Available records
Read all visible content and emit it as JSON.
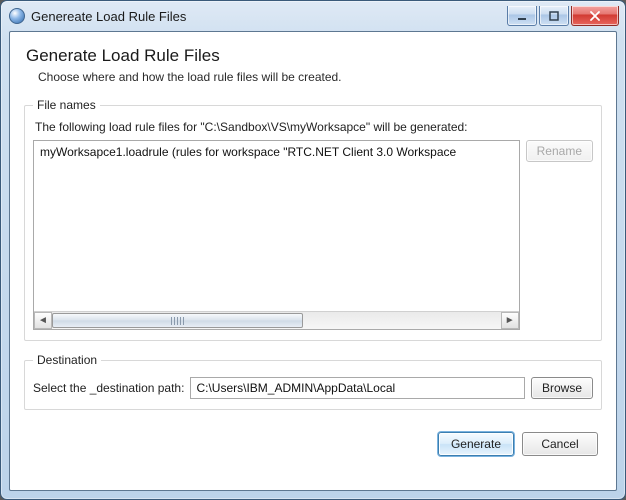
{
  "window": {
    "title": "Genereate Load Rule Files"
  },
  "header": {
    "heading": "Generate Load Rule Files",
    "subheading": "Choose where and how the load rule files will be created."
  },
  "filenames": {
    "legend": "File names",
    "description": "The following load rule files for \"C:\\Sandbox\\VS\\myWorksapce\" will be generated:",
    "items": [
      "myWorksapce1.loadrule  (rules for workspace \"RTC.NET Client 3.0 Workspace"
    ],
    "rename_label": "Rename"
  },
  "destination": {
    "legend": "Destination",
    "label": "Select the _destination path:",
    "value": "C:\\Users\\IBM_ADMIN\\AppData\\Local",
    "browse_label": "Browse"
  },
  "footer": {
    "generate_label": "Generate",
    "cancel_label": "Cancel"
  }
}
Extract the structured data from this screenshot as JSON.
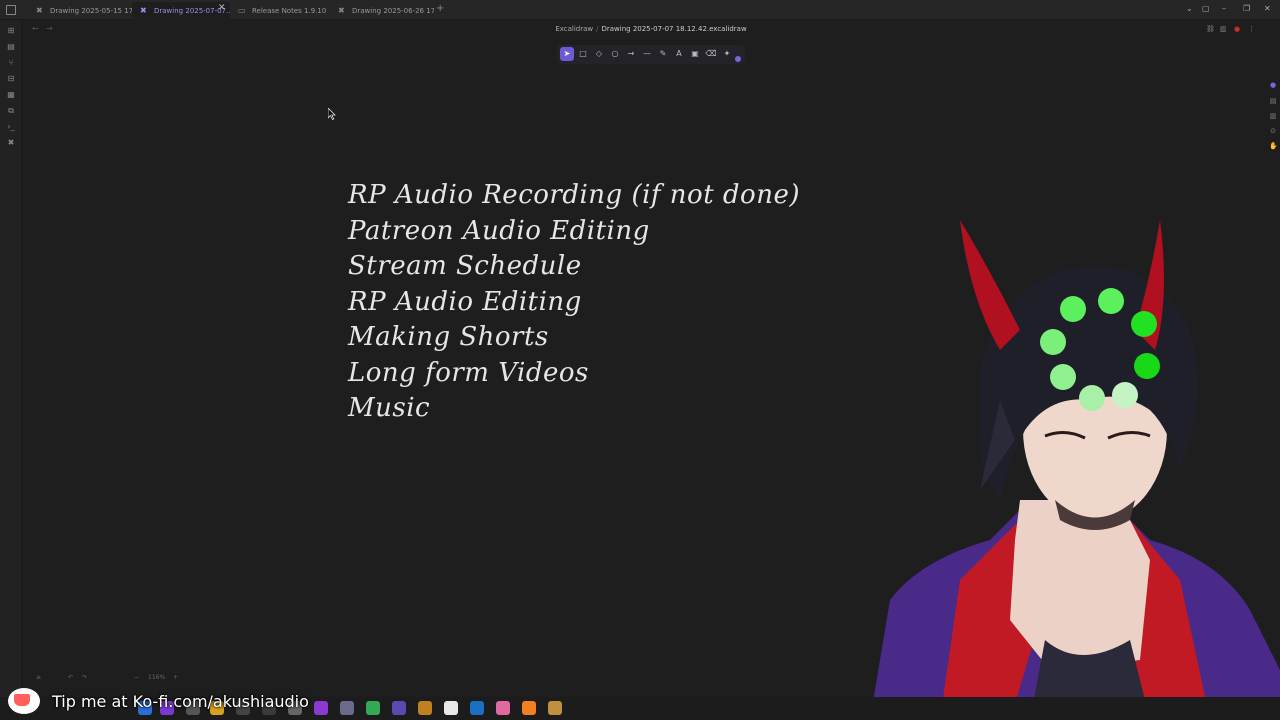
{
  "tabs": [
    {
      "label": "Drawing 2025-05-15 17.2...",
      "active": false
    },
    {
      "label": "Drawing 2025-07-07...",
      "active": true
    },
    {
      "label": "Release Notes 1.9.10",
      "active": false
    },
    {
      "label": "Drawing 2025-06-26 17.5...",
      "active": false
    }
  ],
  "breadcrumb": {
    "folder": "Excalidraw",
    "separator": "/",
    "file": "Drawing 2025-07-07 18.12.42.excalidraw"
  },
  "drawing": {
    "lines": [
      "RP Audio Recording (if not done)",
      "Patreon Audio Editing",
      "Stream Schedule",
      "RP Audio Editing",
      "Making Shorts",
      "Long form Videos",
      "Music"
    ]
  },
  "zoom": "116%",
  "kofi": {
    "text": "Tip me at Ko-fi.com/akushiaudio"
  },
  "colors": {
    "accent": "#7a62e0",
    "background": "#1e1e1e",
    "text": "#e6e6e6"
  }
}
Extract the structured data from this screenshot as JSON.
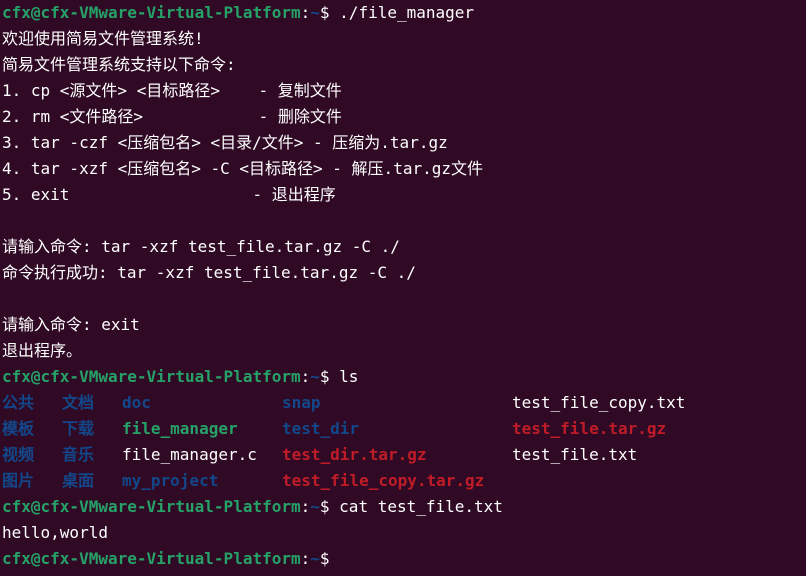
{
  "theme": {
    "background": "#300a24",
    "text": "#ffffff",
    "prompt_user": "#26a269",
    "prompt_path": "#12488b",
    "dir": "#2a7bde",
    "exec": "#26a269",
    "archive": "#c01c28"
  },
  "prompt": {
    "userhost": "cfx@cfx-VMware-Virtual-Platform",
    "sep": ":",
    "path": "~",
    "symbol": "$ "
  },
  "session": {
    "cmd1": "./file_manager",
    "welcome": "欢迎使用简易文件管理系统!",
    "supports": "简易文件管理系统支持以下命令:",
    "menu": [
      "1. cp <源文件> <目标路径>    - 复制文件",
      "2. rm <文件路径>            - 删除文件",
      "3. tar -czf <压缩包名> <目录/文件> - 压缩为.tar.gz",
      "4. tar -xzf <压缩包名> -C <目标路径> - 解压.tar.gz文件",
      "5. exit                   - 退出程序"
    ],
    "input1": "请输入命令: tar -xzf test_file.tar.gz -C ./",
    "success1": "命令执行成功: tar -xzf test_file.tar.gz -C ./",
    "input2": "请输入命令: exit",
    "exit_msg": "退出程序。",
    "cmd2": "ls",
    "ls_rows": [
      [
        {
          "name": "公共",
          "type": "dir-dim"
        },
        {
          "name": "文档",
          "type": "dir-dim"
        },
        {
          "name": "doc",
          "type": "dir-dim"
        },
        {
          "name": "snap",
          "type": "dir-dim"
        },
        {
          "name": "test_file_copy.txt",
          "type": "plain"
        }
      ],
      [
        {
          "name": "模板",
          "type": "dir-dim"
        },
        {
          "name": "下载",
          "type": "dir-dim"
        },
        {
          "name": "file_manager",
          "type": "exec"
        },
        {
          "name": "test_dir",
          "type": "dir-dim"
        },
        {
          "name": "test_file.tar.gz",
          "type": "archive"
        }
      ],
      [
        {
          "name": "视频",
          "type": "dir-dim"
        },
        {
          "name": "音乐",
          "type": "dir-dim"
        },
        {
          "name": "file_manager.c",
          "type": "plain"
        },
        {
          "name": "test_dir.tar.gz",
          "type": "archive"
        },
        {
          "name": "test_file.txt",
          "type": "plain"
        }
      ],
      [
        {
          "name": "图片",
          "type": "dir-dim"
        },
        {
          "name": "桌面",
          "type": "dir-dim"
        },
        {
          "name": "my_project",
          "type": "dir-dim"
        },
        {
          "name": "test_file_copy.tar.gz",
          "type": "archive"
        },
        {
          "name": "",
          "type": "plain"
        }
      ]
    ],
    "cmd3": "cat test_file.txt",
    "cat_output": "hello,world"
  }
}
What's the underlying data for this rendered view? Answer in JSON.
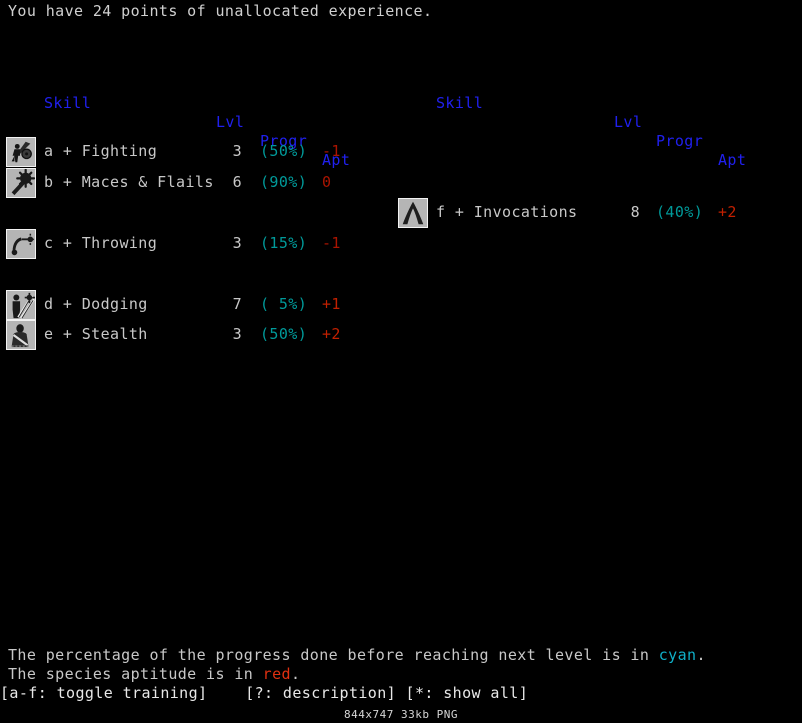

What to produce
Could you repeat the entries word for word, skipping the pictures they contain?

Answer for this exercise
Read all visible content and emit it as JSON.
{
  "window": {
    "title": "Genereate Load Rule Files"
  },
  "header": {
    "heading": "Generate Load Rule Files",
    "subheading": "Choose where and how the load rule files will be created."
  },
  "filenames": {
    "legend": "File names",
    "description": "The following load rule files for \"C:\\Sandbox\\VS\\myWorksapce\" will be generated:",
    "items": [
      "myWorksapce1.loadrule  (rules for workspace \"RTC.NET Client 3.0 Workspace"
    ],
    "rename_label": "Rename"
  },
  "destination": {
    "legend": "Destination",
    "label": "Select the _destination path:",
    "value": "C:\\Users\\IBM_ADMIN\\AppData\\Local",
    "browse_label": "Browse"
  },
  "footer": {
    "generate_label": "Generate",
    "cancel_label": "Cancel"
  }
}
Extract the structured data from this screenshot as JSON.
{
  "tabs": [
    {
      "label": "Drawing 2025-05-15 17.2...",
      "active": false
    },
    {
      "label": "Drawing 2025-07-07...",
      "active": true
    },
    {
      "label": "Release Notes 1.9.10",
      "active": false
    },
    {
      "label": "Drawing 2025-06-26 17.5...",
      "active": false
    }
  ],
  "breadcrumb": {
    "folder": "Excalidraw",
    "separator": "/",
    "file": "Drawing 2025-07-07 18.12.42.excalidraw"
  },
  "drawing": {
    "lines": [
      "RP Audio Recording (if not done)",
      "Patreon Audio Editing",
      "Stream Schedule",
      "RP Audio Editing",
      "Making Shorts",
      "Long form Videos",
      "Music"
    ]
  },
  "zoom": "116%",
  "kofi": {
    "text": "Tip me at Ko-fi.com/akushiaudio"
  },
  "colors": {
    "accent": "#7a62e0",
    "background": "#1e1e1e",
    "text": "#e6e6e6"
  }
}
Extract the structured data from this screenshot as JSON.
{
  "theme": {
    "background": "#300a24",
    "text": "#ffffff",
    "prompt_user": "#26a269",
    "prompt_path": "#12488b",
    "dir": "#2a7bde",
    "exec": "#26a269",
    "archive": "#c01c28"
  },
  "prompt": {
    "userhost": "cfx@cfx-VMware-Virtual-Platform",
    "sep": ":",
    "path": "~",
    "symbol": "$ "
  },
  "session": {
    "cmd1": "./file_manager",
    "welcome": "欢迎使用简易文件管理系统!",
    "supports": "简易文件管理系统支持以下命令:",
    "menu": [
      "1. cp <源文件> <目标路径>    - 复制文件",
      "2. rm <文件路径>            - 删除文件",
      "3. tar -czf <压缩包名> <目录/文件> - 压缩为.tar.gz",
      "4. tar -xzf <压缩包名> -C <目标路径> - 解压.tar.gz文件",
      "5. exit                   - 退出程序"
    ],
    "input1": "请输入命令: tar -xzf test_file.tar.gz -C ./",
    "success1": "命令执行成功: tar -xzf test_file.tar.gz -C ./",
    "input2": "请输入命令: exit",
    "exit_msg": "退出程序。",
    "cmd2": "ls",
    "ls_rows": [
      [
        {
          "name": "公共",
          "type": "dir-dim"
        },
        {
          "name": "文档",
          "type": "dir-dim"
        },
        {
          "name": "doc",
          "type": "dir-dim"
        },
        {
          "name": "snap",
          "type": "dir-dim"
        },
        {
          "name": "test_file_copy.txt",
          "type": "plain"
        }
      ],
      [
        {
          "name": "模板",
          "type": "dir-dim"
        },
        {
          "name": "下载",
          "type": "dir-dim"
        },
        {
          "name": "file_manager",
          "type": "exec"
        },
        {
          "name": "test_dir",
          "type": "dir-dim"
        },
        {
          "name": "test_file.tar.gz",
          "type": "archive"
        }
      ],
      [
        {
          "name": "视频",
          "type": "dir-dim"
        },
        {
          "name": "音乐",
          "type": "dir-dim"
        },
        {
          "name": "file_manager.c",
          "type": "plain"
        },
        {
          "name": "test_dir.tar.gz",
          "type": "archive"
        },
        {
          "name": "test_file.txt",
          "type": "plain"
        }
      ],
      [
        {
          "name": "图片",
          "type": "dir-dim"
        },
        {
          "name": "桌面",
          "type": "dir-dim"
        },
        {
          "name": "my_project",
          "type": "dir-dim"
        },
        {
          "name": "test_file_copy.tar.gz",
          "type": "archive"
        },
        {
          "name": "",
          "type": "plain"
        }
      ]
    ],
    "cmd3": "cat test_file.txt",
    "cat_output": "hello,world"
  }
}
What's the underlying data for this rendered view? Answer in JSON.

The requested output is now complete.